It is well known that COPD patients run a higher risk of contracting respiratory infections. However, a new thesis from Lund University in Sweden shows that they are also at higher risk of other bacterial infections, such as tuberculosis (TB) and pneumococcal and staphylococcal infections that can cause serious illness.
The abbreviation COPD stands for chronic obstructive pulmonary disease and the disease makes it difficult for patients to breathe. However, the disease affects other organs as well as the lungs. It is also linked to an increased risk of conditions such as diabetes, cancer and heart failure.
"Despite this, until now most focus has been on respiratory infections; infections in other organs have not been studied to the same extent", says Dr Malin Inghammar.
In her thesis, Dr Inghammar has shown that individuals in Sweden who have been diagnosed with COPD have a three times higher risk of active tuberculosis than the population in general. They are also at higher risk of invasive pneumococcal disease, a type of infection that can cause meningitis and septicaemia.

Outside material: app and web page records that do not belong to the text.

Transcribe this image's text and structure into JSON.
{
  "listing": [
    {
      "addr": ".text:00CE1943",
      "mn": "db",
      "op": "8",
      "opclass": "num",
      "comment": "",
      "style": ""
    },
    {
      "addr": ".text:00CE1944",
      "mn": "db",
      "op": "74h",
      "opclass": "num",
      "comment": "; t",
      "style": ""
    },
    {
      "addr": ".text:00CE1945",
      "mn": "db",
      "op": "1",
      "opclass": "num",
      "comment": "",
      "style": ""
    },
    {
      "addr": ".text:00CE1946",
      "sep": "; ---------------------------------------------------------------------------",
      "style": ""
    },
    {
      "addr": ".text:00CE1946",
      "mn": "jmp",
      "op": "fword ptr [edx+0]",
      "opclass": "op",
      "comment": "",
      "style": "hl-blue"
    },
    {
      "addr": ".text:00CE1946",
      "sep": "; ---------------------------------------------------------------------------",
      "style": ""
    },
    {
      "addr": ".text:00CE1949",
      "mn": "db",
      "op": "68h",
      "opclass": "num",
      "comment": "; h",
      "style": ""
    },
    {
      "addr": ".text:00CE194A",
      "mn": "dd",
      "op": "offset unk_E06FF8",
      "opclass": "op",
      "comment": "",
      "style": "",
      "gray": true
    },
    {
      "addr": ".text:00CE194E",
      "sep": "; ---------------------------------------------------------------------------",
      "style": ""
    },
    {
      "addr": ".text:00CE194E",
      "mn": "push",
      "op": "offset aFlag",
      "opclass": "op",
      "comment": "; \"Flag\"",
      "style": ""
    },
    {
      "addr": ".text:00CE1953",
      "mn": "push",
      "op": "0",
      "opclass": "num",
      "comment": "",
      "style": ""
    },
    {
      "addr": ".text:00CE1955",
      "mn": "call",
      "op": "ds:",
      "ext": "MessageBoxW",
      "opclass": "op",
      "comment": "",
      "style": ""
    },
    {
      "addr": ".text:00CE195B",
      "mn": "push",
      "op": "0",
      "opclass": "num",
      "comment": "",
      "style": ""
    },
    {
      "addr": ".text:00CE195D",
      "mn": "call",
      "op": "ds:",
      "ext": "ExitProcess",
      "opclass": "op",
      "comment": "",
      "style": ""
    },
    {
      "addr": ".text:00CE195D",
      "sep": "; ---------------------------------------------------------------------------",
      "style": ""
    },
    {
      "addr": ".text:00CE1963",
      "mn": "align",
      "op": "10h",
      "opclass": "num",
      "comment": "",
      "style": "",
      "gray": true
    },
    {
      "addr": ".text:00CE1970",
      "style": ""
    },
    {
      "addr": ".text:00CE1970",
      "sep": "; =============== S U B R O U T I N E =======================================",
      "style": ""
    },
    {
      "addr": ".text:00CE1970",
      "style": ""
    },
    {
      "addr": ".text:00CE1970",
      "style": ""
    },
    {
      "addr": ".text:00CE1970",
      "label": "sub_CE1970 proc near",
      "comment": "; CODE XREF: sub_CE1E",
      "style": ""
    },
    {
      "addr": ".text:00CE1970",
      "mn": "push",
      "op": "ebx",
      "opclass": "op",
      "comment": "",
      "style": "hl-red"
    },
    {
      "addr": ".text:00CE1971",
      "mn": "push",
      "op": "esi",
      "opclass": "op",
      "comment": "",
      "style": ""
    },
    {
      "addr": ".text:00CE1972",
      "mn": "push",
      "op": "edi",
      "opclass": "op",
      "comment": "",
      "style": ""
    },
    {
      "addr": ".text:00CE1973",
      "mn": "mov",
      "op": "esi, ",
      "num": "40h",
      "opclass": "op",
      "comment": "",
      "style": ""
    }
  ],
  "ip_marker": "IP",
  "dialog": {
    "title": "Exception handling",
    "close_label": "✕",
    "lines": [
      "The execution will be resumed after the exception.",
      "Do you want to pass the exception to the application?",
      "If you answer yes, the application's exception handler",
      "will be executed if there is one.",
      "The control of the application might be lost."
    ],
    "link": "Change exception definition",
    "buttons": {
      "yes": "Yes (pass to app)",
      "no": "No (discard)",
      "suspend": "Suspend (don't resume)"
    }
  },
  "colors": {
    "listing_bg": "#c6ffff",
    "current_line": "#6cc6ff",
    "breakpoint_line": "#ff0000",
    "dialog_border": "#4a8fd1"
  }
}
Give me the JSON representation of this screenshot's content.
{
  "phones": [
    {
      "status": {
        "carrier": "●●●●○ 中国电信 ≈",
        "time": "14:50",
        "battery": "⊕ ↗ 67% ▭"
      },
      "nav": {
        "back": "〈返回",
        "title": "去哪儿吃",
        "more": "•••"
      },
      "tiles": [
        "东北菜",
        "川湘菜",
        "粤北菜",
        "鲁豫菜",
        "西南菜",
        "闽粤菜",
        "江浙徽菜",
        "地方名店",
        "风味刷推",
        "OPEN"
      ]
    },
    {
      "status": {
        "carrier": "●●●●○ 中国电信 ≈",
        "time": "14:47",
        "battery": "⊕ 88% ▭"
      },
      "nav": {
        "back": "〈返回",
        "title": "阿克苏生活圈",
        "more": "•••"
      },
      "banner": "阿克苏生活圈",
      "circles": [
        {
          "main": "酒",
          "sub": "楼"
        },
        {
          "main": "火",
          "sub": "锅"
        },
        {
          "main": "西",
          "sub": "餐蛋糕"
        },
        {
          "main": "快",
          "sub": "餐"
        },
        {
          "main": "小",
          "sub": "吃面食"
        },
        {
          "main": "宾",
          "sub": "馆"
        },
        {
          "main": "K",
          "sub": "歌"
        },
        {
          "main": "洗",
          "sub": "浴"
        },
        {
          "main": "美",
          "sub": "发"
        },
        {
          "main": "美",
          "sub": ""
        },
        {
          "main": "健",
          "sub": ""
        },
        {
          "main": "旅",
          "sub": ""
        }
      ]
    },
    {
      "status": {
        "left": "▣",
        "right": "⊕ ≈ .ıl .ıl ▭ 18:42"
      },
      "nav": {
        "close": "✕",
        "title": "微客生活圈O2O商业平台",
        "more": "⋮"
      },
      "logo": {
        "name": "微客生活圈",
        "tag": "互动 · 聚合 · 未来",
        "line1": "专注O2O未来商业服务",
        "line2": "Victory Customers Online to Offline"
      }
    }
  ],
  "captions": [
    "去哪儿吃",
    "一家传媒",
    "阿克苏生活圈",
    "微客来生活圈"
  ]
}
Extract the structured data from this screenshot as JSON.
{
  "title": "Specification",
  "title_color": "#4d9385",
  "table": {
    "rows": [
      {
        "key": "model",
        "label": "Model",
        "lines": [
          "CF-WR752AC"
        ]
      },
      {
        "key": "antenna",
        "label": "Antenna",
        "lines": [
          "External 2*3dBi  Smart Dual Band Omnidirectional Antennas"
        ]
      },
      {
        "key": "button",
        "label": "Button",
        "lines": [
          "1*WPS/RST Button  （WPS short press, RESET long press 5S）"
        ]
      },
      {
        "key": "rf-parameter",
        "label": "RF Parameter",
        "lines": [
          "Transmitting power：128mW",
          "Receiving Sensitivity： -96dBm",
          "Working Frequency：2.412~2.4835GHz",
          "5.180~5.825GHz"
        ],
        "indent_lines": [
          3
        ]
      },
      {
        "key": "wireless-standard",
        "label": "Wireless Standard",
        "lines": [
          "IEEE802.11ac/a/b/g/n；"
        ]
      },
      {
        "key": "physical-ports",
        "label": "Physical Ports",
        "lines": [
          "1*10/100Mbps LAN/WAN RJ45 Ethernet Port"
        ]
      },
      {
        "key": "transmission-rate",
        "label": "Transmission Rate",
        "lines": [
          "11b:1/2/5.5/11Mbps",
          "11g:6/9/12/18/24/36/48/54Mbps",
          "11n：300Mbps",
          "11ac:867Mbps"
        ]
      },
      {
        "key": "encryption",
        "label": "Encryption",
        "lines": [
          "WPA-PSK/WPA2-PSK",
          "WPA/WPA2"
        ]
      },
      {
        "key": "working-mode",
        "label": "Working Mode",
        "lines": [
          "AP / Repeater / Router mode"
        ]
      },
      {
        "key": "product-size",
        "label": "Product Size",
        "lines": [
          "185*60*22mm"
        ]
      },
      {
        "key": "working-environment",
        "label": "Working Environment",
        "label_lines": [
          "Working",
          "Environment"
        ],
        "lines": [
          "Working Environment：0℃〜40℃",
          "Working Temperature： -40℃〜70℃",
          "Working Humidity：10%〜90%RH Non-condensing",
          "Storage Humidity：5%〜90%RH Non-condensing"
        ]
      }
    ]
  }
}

In another study, Malin Inghammar has looked at the presence of bacteria in the blood of COPD patients and control subjects from the general population. A wide range of bacteria, such as coliform bacteria and staphylococcus aureus, were seen to be 2.5 times more frequent in the blood of patients with COPD.